• diet;
  • forage production;
  • grazing;
  • wildebeest;
  • zebra


Feeding habits of free-ranging wildebeest and zebra were monitored in a semi-arid nature reserve, bordering the southwestern part of Kruger National Park, South Africa. The purpose of study was to distinguish and define the feeding niches of two roughage grazers that occur in similar habitat types. The monthly compositions of diets were evaluated by direct observations of feeding bouts over a period of two years when rainfall patterns were average and animal populations were stable. Other analyses evaluated the standing biomass of grass species in the reserve during the wet summer and dry winter seasons.

A considerable overlap of grass species composition was found in the diets of wildebeest and zebra. Ordination of bi-monthly records of the diet composition showed greater variations in scores of grasses in zebra diet in comparison to wildebeest. Seasonal patterns were more apparent in the wildebeest diet. Preference ranking of grass species indicated that zebra diet remained constant in winter and summer. Wildebeest diet however, alternated with seasons, showing high preferences during the winter months for grass species which were rejected during summer.

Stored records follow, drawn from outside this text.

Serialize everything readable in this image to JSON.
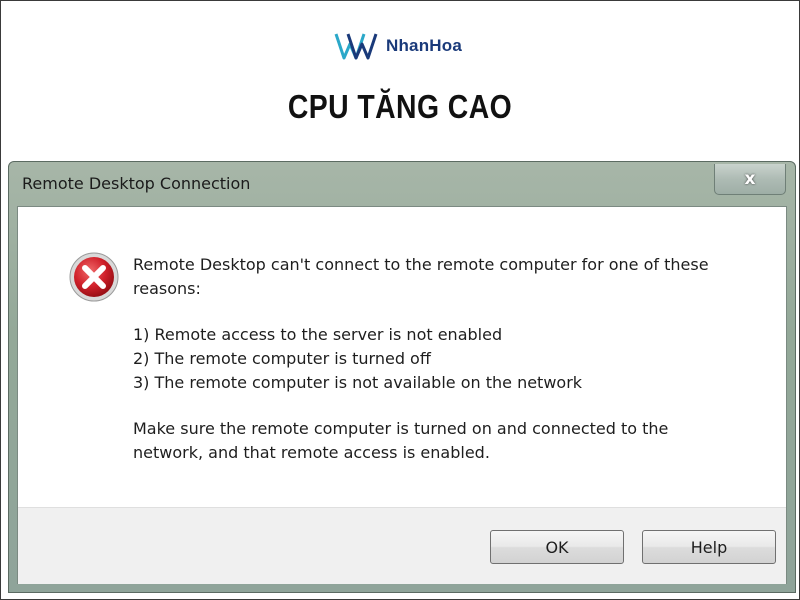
{
  "brand": {
    "name": "NhanHoa",
    "logo_icon": "nhanhoa-logo-icon",
    "color": "#1a3a7a"
  },
  "headline": "CPU TĂNG CAO",
  "dialog": {
    "title": "Remote Desktop Connection",
    "close_label": "x",
    "icon": "error-icon",
    "message_lines": [
      "Remote Desktop can't connect to the remote computer for one of these",
      "reasons:"
    ],
    "reasons": [
      "1) Remote access to the server is not enabled",
      "2) The remote computer is turned off",
      "3) The remote computer is not available on the network"
    ],
    "advice_lines": [
      "Make sure the remote computer is turned on and connected to the",
      "network, and that remote access is enabled."
    ],
    "buttons": {
      "ok": "OK",
      "help": "Help"
    },
    "error_color": "#c8161e"
  }
}
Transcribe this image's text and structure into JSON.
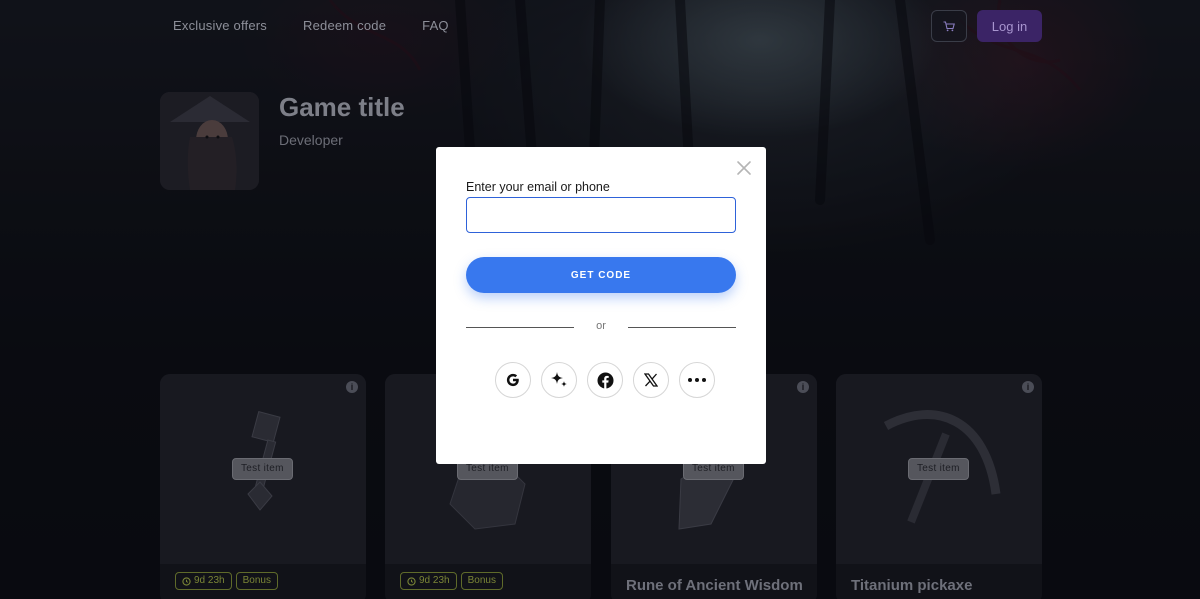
{
  "nav": {
    "items": [
      {
        "label": "Exclusive offers"
      },
      {
        "label": "Redeem code"
      },
      {
        "label": "FAQ"
      }
    ],
    "login_label": "Log in",
    "cart_icon": "cart-icon"
  },
  "game": {
    "title": "Game title",
    "developer": "Developer"
  },
  "cards": [
    {
      "tag": "Test item",
      "badges": [
        "9d 23h",
        "Bonus"
      ],
      "name": ""
    },
    {
      "tag": "Test item",
      "badges": [
        "9d 23h",
        "Bonus"
      ],
      "name": ""
    },
    {
      "tag": "Test item",
      "badges": [],
      "name": "Rune of Ancient Wisdom"
    },
    {
      "tag": "Test item",
      "badges": [],
      "name": "Titanium pickaxe"
    }
  ],
  "modal": {
    "field_label": "Enter your email or phone",
    "field_value": "",
    "button_label": "GET CODE",
    "or_label": "or",
    "socials": [
      "google-icon",
      "sparkle-icon",
      "facebook-icon",
      "x-icon",
      "more-icon"
    ]
  },
  "colors": {
    "primary_button": "#3878ee",
    "input_border": "#2e62d9",
    "login_button": "#3b2466",
    "badge_text": "#7a8536"
  }
}
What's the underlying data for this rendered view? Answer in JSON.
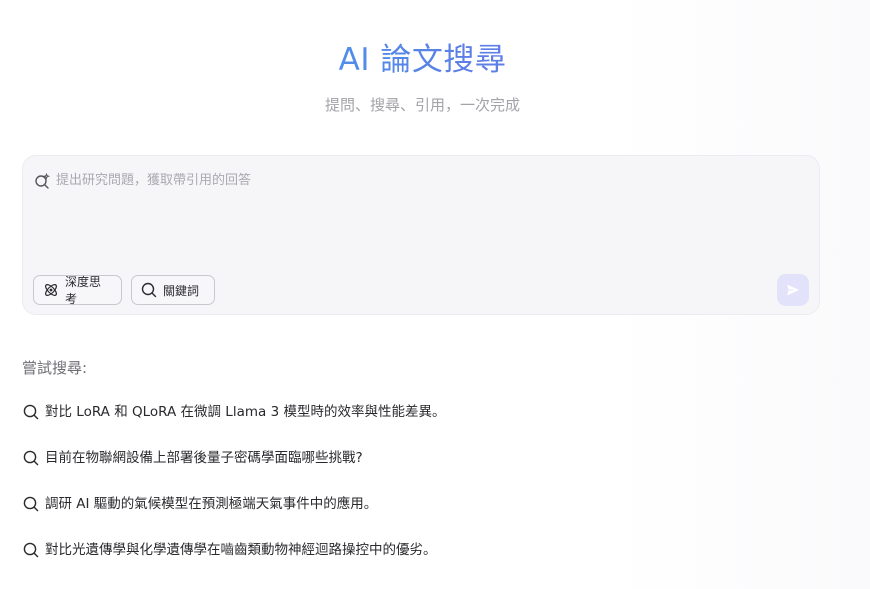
{
  "header": {
    "title": "AI 論文搜尋",
    "subtitle": "提問、搜尋、引用，一次完成"
  },
  "search": {
    "placeholder": "提出研究問題，獲取帶引用的回答",
    "options": [
      {
        "label": "深度思考",
        "icon": "atom-icon"
      },
      {
        "label": "關鍵詞",
        "icon": "search-icon"
      }
    ],
    "send_icon": "send-icon"
  },
  "suggestions": {
    "label": "嘗試搜尋:",
    "items": [
      "對比 LoRA 和 QLoRA 在微調 Llama 3 模型時的效率與性能差異。",
      "目前在物聯網設備上部署後量子密碼學面臨哪些挑戰?",
      "調研 AI 驅動的氣候模型在預測極端天氣事件中的應用。",
      "對比光遺傳學與化學遺傳學在嚙齒類動物神經迴路操控中的優劣。"
    ]
  },
  "colors": {
    "title_gradient_start": "#35b6f1",
    "title_gradient_end": "#6a6ee2",
    "send_button_bg": "#e2e3fb",
    "send_icon": "#ffffff"
  }
}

The combined assessment of results from three separate statistical methods analysing temporal patterns and preferences in diet composition revealed contradictory trends. The solution, however, relied on the initial assumptions posed. Hence, wildebeest and zebra are essentially generalist feeders which show a limited amount of preference in their choice of diet.